The hierarchy of needs consist of a 5-tier model of human needs. The bottom of the hierarchy includes basic needs, you must achieve these basic needs before being able to progress upwards towards the psychological needs. Once you have met the psychological needs it progresses towards self-actualisation which is where you achieve your full potential. Maslow believed only 2% of people reach self-actualisation (Mcleod, 2018). Carl Rogers (1902-1987) was also a humanist and agreed with the beliefs of Maslow but argued that for a person to grow they will need to have an environment that provides them with genuineness, acceptance and empathy, without these, healthy personalities and relationships will not develop as they should. Rogers (1946) believed that every person could achieve their goals, wishes, dreams and when they did so self-actualisation would take place.
Critics of the humanist theory argue that the approach is unscientific and too subjective. They argue that the very notion of free will is in direct conflict with the scientific rigour and predictability of science. In short, critics argue that observations are unverifiable, and that one cannot accurately measure or quantify results. In contrast proponents of the Humanist approach argue that it is precisely this ‘unscientific’ approach that allows a deeper understanding of individual motivations through the adoption of deeper more qualitative research.

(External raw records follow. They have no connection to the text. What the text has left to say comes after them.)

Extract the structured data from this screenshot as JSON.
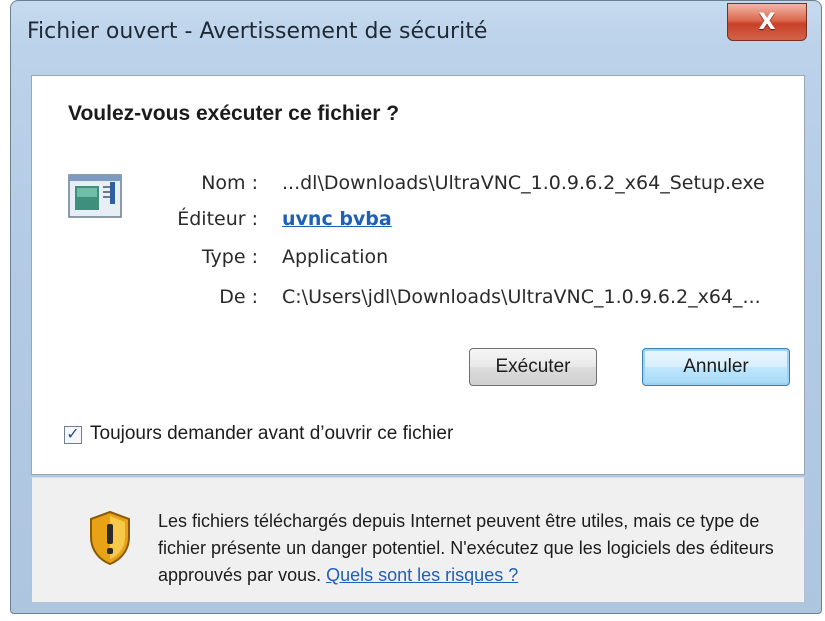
{
  "window": {
    "title": "Fichier ouvert - Avertissement de sécurité",
    "close_symbol": "X"
  },
  "dialog": {
    "question": "Voulez-vous exécuter ce fichier ?",
    "file_icon": "application-window-icon",
    "fields": {
      "name_label": "Nom :",
      "name_value": "...dl\\Downloads\\UltraVNC_1.0.9.6.2_x64_Setup.exe",
      "publisher_label": "Éditeur :",
      "publisher_value": "uvnc bvba",
      "type_label": "Type :",
      "type_value": "Application",
      "from_label": "De :",
      "from_value": "C:\\Users\\jdl\\Downloads\\UltraVNC_1.0.9.6.2_x64_..."
    },
    "buttons": {
      "run": "Exécuter",
      "cancel": "Annuler"
    },
    "always_ask": {
      "checked": true,
      "label": "Toujours demander avant d’ouvrir ce fichier"
    }
  },
  "footer": {
    "icon": "shield-warning-icon",
    "warning_text": "Les fichiers téléchargés depuis Internet peuvent être utiles, mais ce type de fichier présente un danger potentiel. N'exécutez que les logiciels des éditeurs approuvés par vous.",
    "risk_link": "Quels sont les risques ?"
  },
  "colors": {
    "link": "#1e5fb7",
    "close_button": "#c84128",
    "frame": "#b4cbe5"
  }
}
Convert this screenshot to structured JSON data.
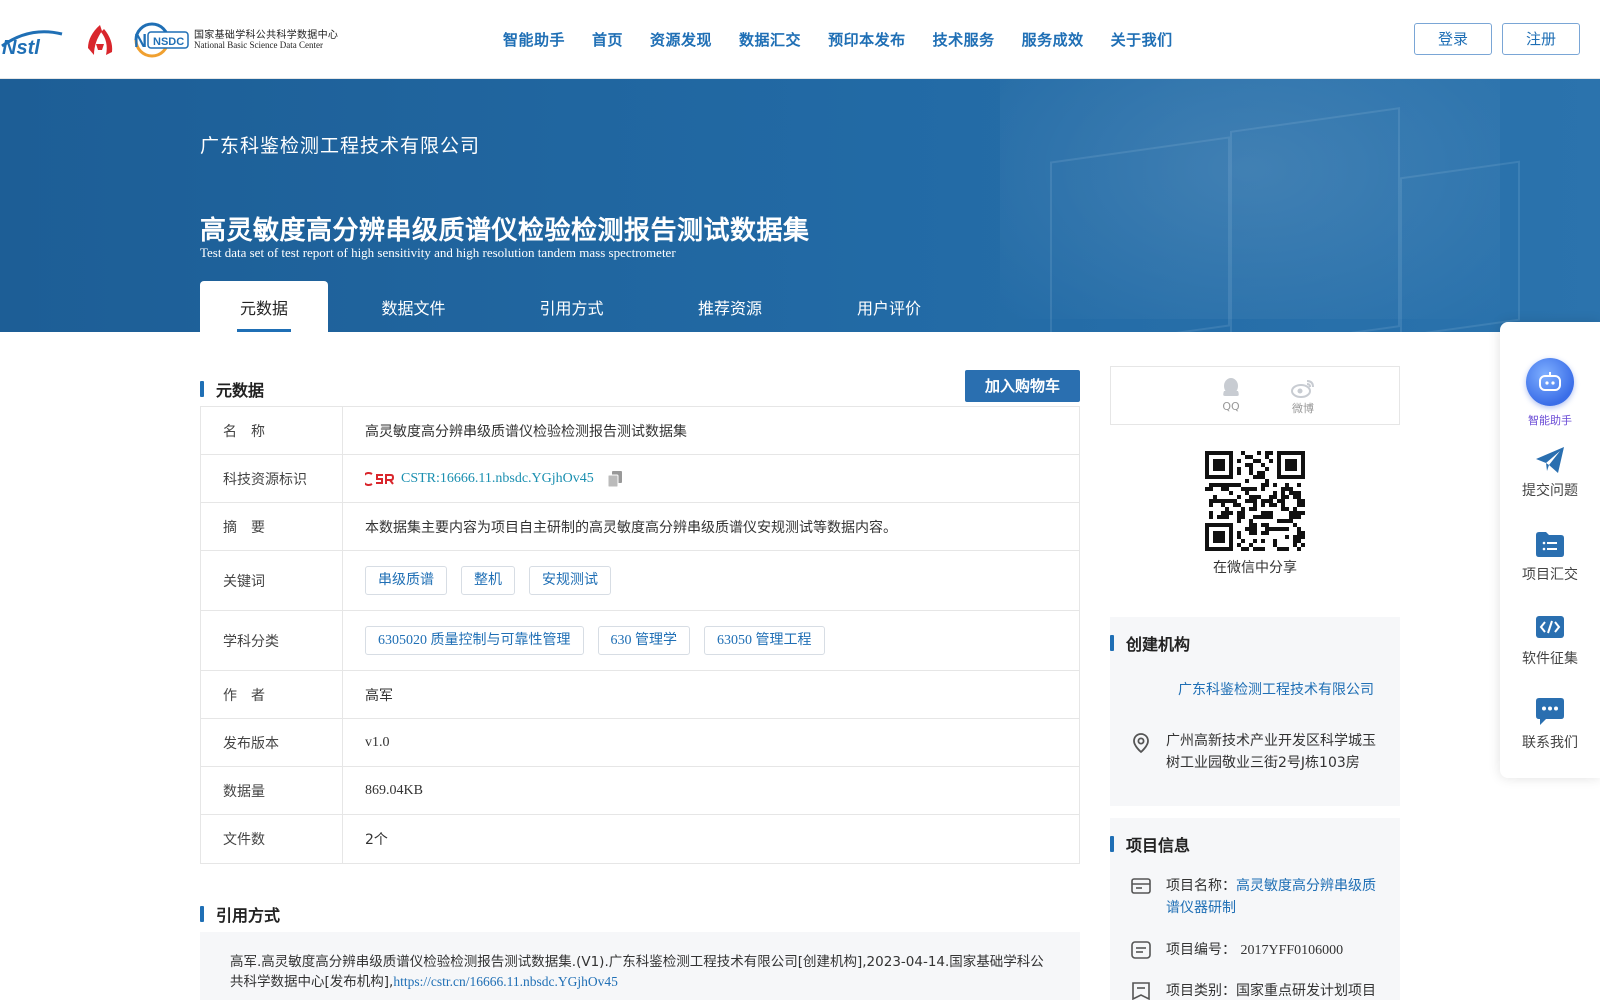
{
  "logos": {
    "nstl": "Nstl",
    "cas": "CAS",
    "nsdc_badge": "NSDC",
    "nsdc_cn": "国家基础学科公共科学数据中心",
    "nsdc_en": "National Basic Science Data Center"
  },
  "nav": {
    "items": [
      "智能助手",
      "首页",
      "资源发现",
      "数据汇交",
      "预印本发布",
      "技术服务",
      "服务成效",
      "关于我们"
    ],
    "login": "登录",
    "register": "注册"
  },
  "banner": {
    "org": "广东科鉴检测工程技术有限公司",
    "title": "高灵敏度高分辨串级质谱仪检验检测报告测试数据集",
    "subtitle": "Test data set of test report of high sensitivity and high resolution tandem mass spectrometer",
    "tabs": [
      "元数据",
      "数据文件",
      "引用方式",
      "推荐资源",
      "用户评价"
    ]
  },
  "metadata": {
    "section_title": "元数据",
    "cart_button": "加入购物车",
    "rows": {
      "name": {
        "label": "名　称",
        "value": "高灵敏度高分辨串级质谱仪检验检测报告测试数据集"
      },
      "cstr": {
        "label": "科技资源标识",
        "value": "CSTR:16666.11.nbsdc.YGjhOv45"
      },
      "abstract": {
        "label": "摘　要",
        "value": "本数据集主要内容为项目自主研制的高灵敏度高分辨串级质谱仪安规测试等数据内容。"
      },
      "keywords": {
        "label": "关键词",
        "values": [
          "串级质谱",
          "整机",
          "安规测试"
        ]
      },
      "subjects": {
        "label": "学科分类",
        "values": [
          "6305020 质量控制与可靠性管理",
          "630 管理学",
          "63050 管理工程"
        ]
      },
      "author": {
        "label": "作　者",
        "value": "高军"
      },
      "version": {
        "label": "发布版本",
        "value": "v1.0"
      },
      "size": {
        "label": "数据量",
        "value": "869.04KB"
      },
      "files": {
        "label": "文件数",
        "value": "2个"
      }
    }
  },
  "citation": {
    "section_title": "引用方式",
    "text": "高军.高灵敏度高分辨串级质谱仪检验检测报告测试数据集.(V1).广东科鉴检测工程技术有限公司[创建机构],2023-04-14.国家基础学科公共科学数据中心[发布机构],",
    "link": "https://cstr.cn/16666.11.nbsdc.YGjhOv45"
  },
  "share": {
    "qq": "QQ",
    "weibo": "微博",
    "wechat_label": "在微信中分享"
  },
  "creator": {
    "section_title": "创建机构",
    "name": "广东科鉴检测工程技术有限公司",
    "address": "广州高新技术产业开发区科学城玉树工业园敬业三街2号J栋103房"
  },
  "project": {
    "section_title": "项目信息",
    "name_label": "项目名称：",
    "name_value": "高灵敏度高分辨串级质谱仪器研制",
    "code_label": "项目编号：",
    "code_value": "2017YFF0106000",
    "type_label": "项目类别：",
    "type_value": "国家重点研发计划项目"
  },
  "float_bar": {
    "items": [
      "智能助手",
      "提交问题",
      "项目汇交",
      "软件征集",
      "联系我们"
    ]
  },
  "colors": {
    "brand": "#1f6fb5",
    "banner": "#226aa5",
    "link_teal": "#1a8fb0",
    "panel_bg": "#f6f7f9"
  }
}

In conclusion, we do not have to think of Psychoanalytical Theory, Behaviourism, and the Humanistic Theory as mutually exclusive or competing theories. Each theory has both positive and negative elements. To gain a greater understanding of Psychology, elements of each theory have significant insights that need to be considered. At the same time each theory has influenced Psychology and contributed to our understanding of the human mind, mental health, motivation and behaviour. From an ethical perspective we have come a long way in Psychology since the early studies outlined in this essay. Today Psychology has a Code of Ethics and Conduct, which is designed to help and guide members in how they approach research and investigations, and to protect its subjects from unethical research methodologies.
- Oxford Dictionaries | English. (2019). psychopathology | Definition of psychopathology in English by Oxford Dictionaries. [online] Available at: https://en.oxforddictionaries.com/definition/psychopathology [Accessed 20 Jan. 2019].
- McLeod, S. (2007). Psychoanalysis | Simply Psychology. [online] Simplypsychology.org. Available at: https://www.simplypsychology.org/psychoanalysis.html [Accessed 22 Jan. 2019].
- Oxford Dictionaries | English. (2019). tabula rasa | Definition of tabula rasa in English by Oxford Dictionaries. [online] Available at: https://en.oxforddictionaries.com/definition/tabula_rasa [Accessed 29 Jan. 2019].
- Mcleod, S. (2018). Maslow’s Hierarchy of Needs. [online] Simply Psychology. Available at: https://www.simplypsychology.org/maslow.html [Accessed 29 Jan. 2019].